» Problem to work on
Starting with the first line and ending with the last, copy the entries word for word.

» Provided data
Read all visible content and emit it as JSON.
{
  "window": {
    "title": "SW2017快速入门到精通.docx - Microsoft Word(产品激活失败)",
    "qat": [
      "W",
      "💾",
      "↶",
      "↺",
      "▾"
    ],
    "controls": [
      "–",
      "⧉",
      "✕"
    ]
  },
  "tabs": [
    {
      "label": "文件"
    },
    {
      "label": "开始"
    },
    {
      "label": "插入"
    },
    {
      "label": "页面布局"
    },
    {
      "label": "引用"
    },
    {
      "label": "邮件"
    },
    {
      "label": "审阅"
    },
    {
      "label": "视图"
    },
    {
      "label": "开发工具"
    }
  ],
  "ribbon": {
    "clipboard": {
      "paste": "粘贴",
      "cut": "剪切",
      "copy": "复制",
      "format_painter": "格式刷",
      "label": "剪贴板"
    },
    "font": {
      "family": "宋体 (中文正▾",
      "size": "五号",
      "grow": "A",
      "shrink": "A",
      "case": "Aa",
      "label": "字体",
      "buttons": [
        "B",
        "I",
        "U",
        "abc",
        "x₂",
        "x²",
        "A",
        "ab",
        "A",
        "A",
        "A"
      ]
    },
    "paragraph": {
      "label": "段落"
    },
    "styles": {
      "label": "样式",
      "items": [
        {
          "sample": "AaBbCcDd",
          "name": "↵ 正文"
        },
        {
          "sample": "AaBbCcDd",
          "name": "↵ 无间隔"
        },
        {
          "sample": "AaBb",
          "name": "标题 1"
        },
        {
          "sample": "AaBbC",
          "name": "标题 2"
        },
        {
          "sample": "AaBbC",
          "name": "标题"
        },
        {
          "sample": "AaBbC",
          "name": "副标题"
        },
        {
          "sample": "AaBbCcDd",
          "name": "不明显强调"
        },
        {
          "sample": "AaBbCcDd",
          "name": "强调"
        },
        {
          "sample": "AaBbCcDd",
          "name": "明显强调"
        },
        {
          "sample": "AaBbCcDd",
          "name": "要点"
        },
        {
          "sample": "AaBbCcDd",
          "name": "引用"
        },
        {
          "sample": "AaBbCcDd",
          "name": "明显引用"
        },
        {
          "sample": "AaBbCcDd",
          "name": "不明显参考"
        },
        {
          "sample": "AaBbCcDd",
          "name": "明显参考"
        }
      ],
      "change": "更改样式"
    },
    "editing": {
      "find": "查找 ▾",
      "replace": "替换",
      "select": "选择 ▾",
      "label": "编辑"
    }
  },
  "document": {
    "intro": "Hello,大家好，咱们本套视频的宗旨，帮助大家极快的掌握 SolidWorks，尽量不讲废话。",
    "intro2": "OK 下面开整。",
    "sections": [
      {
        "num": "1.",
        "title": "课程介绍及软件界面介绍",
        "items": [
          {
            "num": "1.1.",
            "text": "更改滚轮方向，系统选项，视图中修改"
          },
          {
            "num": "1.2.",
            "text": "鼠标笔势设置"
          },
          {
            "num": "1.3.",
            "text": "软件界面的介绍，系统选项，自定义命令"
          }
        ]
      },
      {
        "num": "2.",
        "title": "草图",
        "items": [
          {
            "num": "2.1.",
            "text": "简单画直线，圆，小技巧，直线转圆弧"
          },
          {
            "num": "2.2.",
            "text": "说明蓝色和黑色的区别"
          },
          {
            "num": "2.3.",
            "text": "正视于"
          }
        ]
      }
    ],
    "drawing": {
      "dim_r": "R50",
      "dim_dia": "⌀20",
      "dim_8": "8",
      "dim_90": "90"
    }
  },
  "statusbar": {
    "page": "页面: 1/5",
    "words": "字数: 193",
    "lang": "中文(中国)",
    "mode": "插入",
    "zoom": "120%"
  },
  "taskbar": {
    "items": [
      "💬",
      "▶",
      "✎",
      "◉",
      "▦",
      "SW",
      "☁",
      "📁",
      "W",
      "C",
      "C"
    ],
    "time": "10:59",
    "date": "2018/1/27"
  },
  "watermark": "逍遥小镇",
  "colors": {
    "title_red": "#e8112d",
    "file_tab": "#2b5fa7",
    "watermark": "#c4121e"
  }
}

» Answer space
Read all visible content and emit it as JSON.
{
  "window": {
    "title": "SW2017快速入门到精通.docx - Microsoft Word(产品激活失败)",
    "qat": [
      "W",
      "💾",
      "↶",
      "↺",
      "▾"
    ],
    "controls": [
      "–",
      "⧉",
      "✕"
    ]
  },
  "tabs": [
    {
      "label": "文件"
    },
    {
      "label": "开始"
    },
    {
      "label": "插入"
    },
    {
      "label": "页面布局"
    },
    {
      "label": "引用"
    },
    {
      "label": "邮件"
    },
    {
      "label": "审阅"
    },
    {
      "label": "视图"
    },
    {
      "label": "开发工具"
    }
  ],
  "ribbon": {
    "clipboard": {
      "paste": "粘贴",
      "cut": "剪切",
      "copy": "复制",
      "format_painter": "格式刷",
      "label": "剪贴板"
    },
    "font": {
      "family": "宋体 (中文正▾",
      "size": "五号",
      "grow": "A",
      "shrink": "A",
      "case": "Aa",
      "label": "字体",
      "buttons": [
        "B",
        "I",
        "U",
        "abc",
        "x₂",
        "x²",
        "A",
        "ab",
        "A",
        "A",
        "A"
      ]
    },
    "paragraph": {
      "label": "段落"
    },
    "styles": {
      "label": "样式",
      "items": [
        {
          "sample": "AaBbCcDd",
          "name": "↵ 正文"
        },
        {
          "sample": "AaBbCcDd",
          "name": "↵ 无间隔"
        },
        {
          "sample": "AaBb",
          "name": "标题 1"
        },
        {
          "sample": "AaBbC",
          "name": "标题 2"
        },
        {
          "sample": "AaBbC",
          "name": "标题"
        },
        {
          "sample": "AaBbC",
          "name": "副标题"
        },
        {
          "sample": "AaBbCcDd",
          "name": "不明显强调"
        },
        {
          "sample": "AaBbCcDd",
          "name": "强调"
        },
        {
          "sample": "AaBbCcDd",
          "name": "明显强调"
        },
        {
          "sample": "AaBbCcDd",
          "name": "要点"
        },
        {
          "sample": "AaBbCcDd",
          "name": "引用"
        },
        {
          "sample": "AaBbCcDd",
          "name": "明显引用"
        },
        {
          "sample": "AaBbCcDd",
          "name": "不明显参考"
        },
        {
          "sample": "AaBbCcDd",
          "name": "明显参考"
        }
      ],
      "change": "更改样式"
    },
    "editing": {
      "find": "查找 ▾",
      "replace": "替换",
      "select": "选择 ▾",
      "label": "编辑"
    }
  },
  "document": {
    "intro": "Hello,大家好，咱们本套视频的宗旨，帮助大家极快的掌握 SolidWorks，尽量不讲废话。",
    "intro2": "OK 下面开整。",
    "sections": [
      {
        "num": "1.",
        "title": "课程介绍及软件界面介绍",
        "items": [
          {
            "num": "1.1.",
            "text": "更改滚轮方向，系统选项，视图中修改"
          },
          {
            "num": "1.2.",
            "text": "鼠标笔势设置"
          },
          {
            "num": "1.3.",
            "text": "软件界面的介绍，系统选项，自定义命令"
          }
        ]
      },
      {
        "num": "2.",
        "title": "草图",
        "items": [
          {
            "num": "2.1.",
            "text": "简单画直线，圆，小技巧，直线转圆弧"
          },
          {
            "num": "2.2.",
            "text": "说明蓝色和黑色的区别"
          },
          {
            "num": "2.3.",
            "text": "正视于"
          }
        ]
      }
    ],
    "drawing": {
      "dim_r": "R50",
      "dim_dia": "⌀20",
      "dim_8": "8",
      "dim_90": "90"
    }
  },
  "statusbar": {
    "page": "页面: 1/5",
    "words": "字数: 193",
    "lang": "中文(中国)",
    "mode": "插入",
    "zoom": "120%"
  },
  "taskbar": {
    "items": [
      "💬",
      "▶",
      "✎",
      "◉",
      "▦",
      "SW",
      "☁",
      "📁",
      "W",
      "C",
      "C"
    ],
    "time": "10:59",
    "date": "2018/1/27"
  },
  "watermark": "逍遥小镇",
  "colors": {
    "title_red": "#e8112d",
    "file_tab": "#2b5fa7",
    "watermark": "#c4121e"
  }
}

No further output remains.